= Beginning of Section =

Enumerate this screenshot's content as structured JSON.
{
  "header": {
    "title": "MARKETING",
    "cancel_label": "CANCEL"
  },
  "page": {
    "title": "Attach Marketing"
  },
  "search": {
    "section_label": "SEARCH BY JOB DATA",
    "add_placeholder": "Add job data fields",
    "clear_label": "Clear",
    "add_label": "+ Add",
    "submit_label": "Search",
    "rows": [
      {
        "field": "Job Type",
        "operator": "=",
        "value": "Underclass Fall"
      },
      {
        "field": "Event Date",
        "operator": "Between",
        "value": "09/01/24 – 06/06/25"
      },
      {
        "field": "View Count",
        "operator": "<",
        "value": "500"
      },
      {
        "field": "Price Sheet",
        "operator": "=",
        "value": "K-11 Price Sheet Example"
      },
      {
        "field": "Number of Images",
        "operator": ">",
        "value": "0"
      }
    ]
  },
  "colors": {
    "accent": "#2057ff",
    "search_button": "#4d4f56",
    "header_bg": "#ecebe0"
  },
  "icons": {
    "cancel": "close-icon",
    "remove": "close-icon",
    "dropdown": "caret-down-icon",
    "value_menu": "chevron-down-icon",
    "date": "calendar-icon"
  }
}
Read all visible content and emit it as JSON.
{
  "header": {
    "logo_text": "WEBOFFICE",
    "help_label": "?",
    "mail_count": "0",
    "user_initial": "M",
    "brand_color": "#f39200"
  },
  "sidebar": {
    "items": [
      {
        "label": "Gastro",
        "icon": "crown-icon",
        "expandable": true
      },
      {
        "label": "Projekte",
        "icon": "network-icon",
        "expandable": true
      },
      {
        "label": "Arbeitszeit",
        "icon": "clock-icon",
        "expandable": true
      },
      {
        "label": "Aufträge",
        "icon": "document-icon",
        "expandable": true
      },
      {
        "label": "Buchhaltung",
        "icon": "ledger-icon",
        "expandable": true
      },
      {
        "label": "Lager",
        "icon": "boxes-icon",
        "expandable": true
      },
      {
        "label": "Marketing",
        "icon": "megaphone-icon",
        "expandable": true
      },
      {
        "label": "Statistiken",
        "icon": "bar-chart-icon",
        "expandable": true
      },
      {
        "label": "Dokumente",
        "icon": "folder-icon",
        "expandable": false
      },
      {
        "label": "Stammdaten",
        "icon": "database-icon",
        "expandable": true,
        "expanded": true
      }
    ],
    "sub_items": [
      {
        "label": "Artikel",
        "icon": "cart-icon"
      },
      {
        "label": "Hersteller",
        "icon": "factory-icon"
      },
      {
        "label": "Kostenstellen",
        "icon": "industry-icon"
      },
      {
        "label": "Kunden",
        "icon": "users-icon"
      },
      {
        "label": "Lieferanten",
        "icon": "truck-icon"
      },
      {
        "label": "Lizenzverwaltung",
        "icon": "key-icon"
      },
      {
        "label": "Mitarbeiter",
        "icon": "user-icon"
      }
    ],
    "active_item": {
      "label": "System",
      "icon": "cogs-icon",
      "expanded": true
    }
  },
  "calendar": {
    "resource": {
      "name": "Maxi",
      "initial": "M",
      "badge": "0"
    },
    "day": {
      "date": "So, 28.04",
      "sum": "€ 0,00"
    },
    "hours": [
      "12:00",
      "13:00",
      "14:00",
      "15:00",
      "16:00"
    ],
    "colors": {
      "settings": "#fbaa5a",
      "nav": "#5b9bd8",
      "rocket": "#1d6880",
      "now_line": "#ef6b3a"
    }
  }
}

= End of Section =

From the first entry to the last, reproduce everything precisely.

Enumerate this screenshot's content as structured JSON.
{
  "header": {
    "title": "MARKETING",
    "cancel_label": "CANCEL"
  },
  "page": {
    "title": "Attach Marketing"
  },
  "search": {
    "section_label": "SEARCH BY JOB DATA",
    "add_placeholder": "Add job data fields",
    "clear_label": "Clear",
    "add_label": "+ Add",
    "submit_label": "Search",
    "rows": [
      {
        "field": "Job Type",
        "operator": "=",
        "value": "Underclass Fall"
      },
      {
        "field": "Event Date",
        "operator": "Between",
        "value": "09/01/24 – 06/06/25"
      },
      {
        "field": "View Count",
        "operator": "<",
        "value": "500"
      },
      {
        "field": "Price Sheet",
        "operator": "=",
        "value": "K-11 Price Sheet Example"
      },
      {
        "field": "Number of Images",
        "operator": ">",
        "value": "0"
      }
    ]
  },
  "colors": {
    "accent": "#2057ff",
    "search_button": "#4d4f56",
    "header_bg": "#ecebe0"
  },
  "icons": {
    "cancel": "close-icon",
    "remove": "close-icon",
    "dropdown": "caret-down-icon",
    "value_menu": "chevron-down-icon",
    "date": "calendar-icon"
  }
}
Read all visible content and emit it as JSON.
{
  "header": {
    "logo_text": "WEBOFFICE",
    "help_label": "?",
    "mail_count": "0",
    "user_initial": "M",
    "brand_color": "#f39200"
  },
  "sidebar": {
    "items": [
      {
        "label": "Gastro",
        "icon": "crown-icon",
        "expandable": true
      },
      {
        "label": "Projekte",
        "icon": "network-icon",
        "expandable": true
      },
      {
        "label": "Arbeitszeit",
        "icon": "clock-icon",
        "expandable": true
      },
      {
        "label": "Aufträge",
        "icon": "document-icon",
        "expandable": true
      },
      {
        "label": "Buchhaltung",
        "icon": "ledger-icon",
        "expandable": true
      },
      {
        "label": "Lager",
        "icon": "boxes-icon",
        "expandable": true
      },
      {
        "label": "Marketing",
        "icon": "megaphone-icon",
        "expandable": true
      },
      {
        "label": "Statistiken",
        "icon": "bar-chart-icon",
        "expandable": true
      },
      {
        "label": "Dokumente",
        "icon": "folder-icon",
        "expandable": false
      },
      {
        "label": "Stammdaten",
        "icon": "database-icon",
        "expandable": true,
        "expanded": true
      }
    ],
    "sub_items": [
      {
        "label": "Artikel",
        "icon": "cart-icon"
      },
      {
        "label": "Hersteller",
        "icon": "factory-icon"
      },
      {
        "label": "Kostenstellen",
        "icon": "industry-icon"
      },
      {
        "label": "Kunden",
        "icon": "users-icon"
      },
      {
        "label": "Lieferanten",
        "icon": "truck-icon"
      },
      {
        "label": "Lizenzverwaltung",
        "icon": "key-icon"
      },
      {
        "label": "Mitarbeiter",
        "icon": "user-icon"
      }
    ],
    "active_item": {
      "label": "System",
      "icon": "cogs-icon",
      "expanded": true
    }
  },
  "calendar": {
    "resource": {
      "name": "Maxi",
      "initial": "M",
      "badge": "0"
    },
    "day": {
      "date": "So, 28.04",
      "sum": "€ 0,00"
    },
    "hours": [
      "12:00",
      "13:00",
      "14:00",
      "15:00",
      "16:00"
    ],
    "colors": {
      "settings": "#fbaa5a",
      "nav": "#5b9bd8",
      "rocket": "#1d6880",
      "now_line": "#ef6b3a"
    }
  }
}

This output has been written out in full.